In the 1995 sci-fi thriller Virtuosity, starring Denzel Washington and Russell Crowe, the virtual bad guy from a supercomputer crime simulator (played by Crowe), managed to escape the world of software and make it into the real world as a nano-tech self-generating Android. That's a far-fetched premise, but Virtuosity was a great movie anyway.
In any event, the code sometimes does become real, at least in the world of social networking. As norms and conventions from sites like Facebook, Twitter, Google+ and Instagram become popularized online, entrepreneurs and artists are finding ways to bring them to life.
A company called Egobook will download the content from your Facebook profile and print a hardcover book called a Likebook.
The book is printed in the colors and broad look-and-feel of Facebook and includes your photos, status updates, comments, albums and more. It's just like your Facebook profile, but made out of dead trees.
This is great for people who love Facebook. And it's also great for people who hate Facebook, because you can burn it!
A Brazilian fashion retailer called C&A advertises clothing on its Facebook page. The hangers that hold clothing in the company's physical stores have display screens that show the number of "Likes" specific items received on Facebook.
This is dangerous business; I'm sure trolls would love to find the ugliest thing in the store and "Like" the heck out of it, just for laughs.
Just like you can "Like" things online, the Like stamp from ThinkGeek lets you stamp things -- your office paperwork, your kids' homework and even posters and notices you see around town -- with a thumbs-up "Like" icon. (And, unlike Facebook, there's also a "Dislike" option.)
Let's all hope these don't become popular, or the world will become covered in "Like" and "Dislike" logos.
An "interactive object" art project by a German artist named Mario Klingemann resulted in a box with a "Like" button, and a display showing the number of likes. The wonderful thing about this as an art piece is that you know exactly how many people liked it. Klingemann made and sold 12.
Look for these on eBay.
Facebook has a weird, quasi-meaningless convention called "poking." However, two Dutch students decided to make it real with something they call the "Poking Machine." It's a box lashed to your arm. When someone "Pokes" you on Facebook, the box physically pokes you in the arm.
I have to admit, I'd be more likely to poke someone on Facebook if I knew they would really get poked.
Google+ features a group video chat system called Hangouts. Fans of the social network frequently get together with one another in person at events they call "Hangouts In Real Life," or HIRLs.
And that's ironic, because the name for a real-world get-together of people who met in the digital world references a name for a virtual get-together, which itself references a name for a real one.
Google and other major companies that hold developer conferences often ask attendees to rate specific sessions so they can better tailor future events. This year, Google I/O featured a rating system borrowed from Google+, namely the plus-one button.
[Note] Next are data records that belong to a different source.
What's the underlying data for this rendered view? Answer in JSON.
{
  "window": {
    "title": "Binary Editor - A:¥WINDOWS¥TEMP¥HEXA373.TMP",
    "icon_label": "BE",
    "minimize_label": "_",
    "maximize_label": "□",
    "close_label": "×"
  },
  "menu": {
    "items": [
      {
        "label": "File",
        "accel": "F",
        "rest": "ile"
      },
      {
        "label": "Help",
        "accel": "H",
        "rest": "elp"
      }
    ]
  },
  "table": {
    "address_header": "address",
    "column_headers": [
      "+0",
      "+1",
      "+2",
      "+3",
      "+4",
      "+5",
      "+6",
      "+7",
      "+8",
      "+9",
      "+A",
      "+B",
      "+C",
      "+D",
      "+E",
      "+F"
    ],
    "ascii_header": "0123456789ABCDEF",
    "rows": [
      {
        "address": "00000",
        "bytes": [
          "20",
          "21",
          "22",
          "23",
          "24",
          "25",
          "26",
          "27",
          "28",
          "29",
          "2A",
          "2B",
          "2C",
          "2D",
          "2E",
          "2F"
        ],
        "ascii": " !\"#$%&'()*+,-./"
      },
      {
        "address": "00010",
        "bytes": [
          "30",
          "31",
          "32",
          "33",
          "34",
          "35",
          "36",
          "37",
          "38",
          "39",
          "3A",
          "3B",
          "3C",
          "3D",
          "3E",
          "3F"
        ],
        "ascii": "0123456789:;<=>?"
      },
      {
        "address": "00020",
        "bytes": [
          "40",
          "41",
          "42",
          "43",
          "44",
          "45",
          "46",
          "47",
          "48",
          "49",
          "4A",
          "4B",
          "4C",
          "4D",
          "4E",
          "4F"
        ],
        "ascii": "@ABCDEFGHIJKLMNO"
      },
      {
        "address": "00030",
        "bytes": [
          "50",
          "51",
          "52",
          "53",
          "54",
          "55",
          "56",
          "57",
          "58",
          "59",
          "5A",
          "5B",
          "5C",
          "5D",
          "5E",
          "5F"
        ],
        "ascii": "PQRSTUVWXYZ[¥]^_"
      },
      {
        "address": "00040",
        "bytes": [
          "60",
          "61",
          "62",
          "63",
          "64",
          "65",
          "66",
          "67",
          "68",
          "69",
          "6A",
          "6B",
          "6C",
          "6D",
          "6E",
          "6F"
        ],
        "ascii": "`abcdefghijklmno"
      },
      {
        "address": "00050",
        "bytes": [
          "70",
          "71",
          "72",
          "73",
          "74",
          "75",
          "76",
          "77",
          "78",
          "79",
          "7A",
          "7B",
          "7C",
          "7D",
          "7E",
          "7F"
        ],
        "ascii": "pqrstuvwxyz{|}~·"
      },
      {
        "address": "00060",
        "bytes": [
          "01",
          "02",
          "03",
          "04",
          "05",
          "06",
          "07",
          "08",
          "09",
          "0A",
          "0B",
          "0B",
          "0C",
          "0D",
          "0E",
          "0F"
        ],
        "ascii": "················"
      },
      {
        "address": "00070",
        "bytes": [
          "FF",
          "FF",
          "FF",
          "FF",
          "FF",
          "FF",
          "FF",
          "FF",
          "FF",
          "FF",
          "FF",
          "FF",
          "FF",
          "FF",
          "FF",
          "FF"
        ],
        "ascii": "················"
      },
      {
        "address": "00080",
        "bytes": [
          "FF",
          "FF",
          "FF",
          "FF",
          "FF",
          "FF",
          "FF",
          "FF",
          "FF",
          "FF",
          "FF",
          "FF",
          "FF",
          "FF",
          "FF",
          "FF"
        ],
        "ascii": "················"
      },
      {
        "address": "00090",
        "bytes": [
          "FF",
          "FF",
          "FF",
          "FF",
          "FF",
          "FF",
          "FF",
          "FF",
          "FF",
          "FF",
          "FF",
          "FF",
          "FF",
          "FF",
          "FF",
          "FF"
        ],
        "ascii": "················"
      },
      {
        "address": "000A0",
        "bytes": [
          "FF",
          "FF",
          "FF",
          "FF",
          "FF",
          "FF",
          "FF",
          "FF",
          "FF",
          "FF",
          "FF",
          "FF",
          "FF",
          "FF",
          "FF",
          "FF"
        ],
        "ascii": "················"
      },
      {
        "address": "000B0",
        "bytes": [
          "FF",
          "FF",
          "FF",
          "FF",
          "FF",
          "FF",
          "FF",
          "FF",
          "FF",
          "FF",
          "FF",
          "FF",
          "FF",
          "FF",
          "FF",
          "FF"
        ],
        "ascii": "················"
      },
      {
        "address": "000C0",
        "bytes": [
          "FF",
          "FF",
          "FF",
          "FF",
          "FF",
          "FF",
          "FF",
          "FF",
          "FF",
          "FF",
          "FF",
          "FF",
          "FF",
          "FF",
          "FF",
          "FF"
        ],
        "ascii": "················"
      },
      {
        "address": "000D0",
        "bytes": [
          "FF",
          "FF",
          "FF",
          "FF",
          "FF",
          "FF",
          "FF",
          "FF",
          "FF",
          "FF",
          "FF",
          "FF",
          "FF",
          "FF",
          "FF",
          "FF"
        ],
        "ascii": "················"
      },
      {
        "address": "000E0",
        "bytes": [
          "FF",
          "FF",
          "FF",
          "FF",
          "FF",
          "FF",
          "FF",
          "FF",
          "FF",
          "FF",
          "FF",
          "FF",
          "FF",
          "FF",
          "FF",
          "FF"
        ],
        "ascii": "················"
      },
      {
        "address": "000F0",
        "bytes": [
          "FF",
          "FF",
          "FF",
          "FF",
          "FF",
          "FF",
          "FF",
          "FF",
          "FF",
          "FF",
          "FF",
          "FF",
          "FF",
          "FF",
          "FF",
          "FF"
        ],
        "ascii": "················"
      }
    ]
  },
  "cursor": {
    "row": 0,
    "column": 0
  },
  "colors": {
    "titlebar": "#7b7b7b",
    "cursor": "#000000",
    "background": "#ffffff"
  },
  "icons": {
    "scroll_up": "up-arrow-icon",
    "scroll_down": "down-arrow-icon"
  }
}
Every session had a pile of plus-one cards, and if you liked the session you were asked to pick up a card and drop it in the box as a way of voting.
The cards are now a nerdy collector's item, and I suspect the attendees who just stole them outnumbered those who actually voted with them.
Someone is raising money on Kickstarter for a physical version of Instagram. Instead of an app that lives on your phone, the InstaCube is a digital picture frame that sits on your desk or mantle. As gauzy, faux-antique pictures are posted by people in your network (or as you post them yourself), the images show up in the InstaCube.
It will be the perfect gift for that Luddite relative who just won't join Instagram.
An artist on Etsy named Amy Sheridan sells handmade embroidery memorializing the unintentionally hilarious tweets of singer Kanye West. One of the most popular options features Kanye's profound musings on the nature of responsibility: "I hate when I'm on a flight and I wake up with a water bottle next to me like oh great now I gotta be responsible for this water bottle."
Imagine: You could have those words of tweeted "wisdom" on your wall for less than $50.
Let's face it: Social networking has gone totally mainstream and it's here to stay. And as it seeps into our collective consciousness, we're going to see more and more innovators turning the virtual into the physical.
What do you think? Like?
Mike Elgan writes about technology and tech culture. You can contact Mike and learn more about him at Elgan.com, or subscribe to his free email newsletter, Mike's List. You can also see more articles by Mike Elgan on Computerworld.com.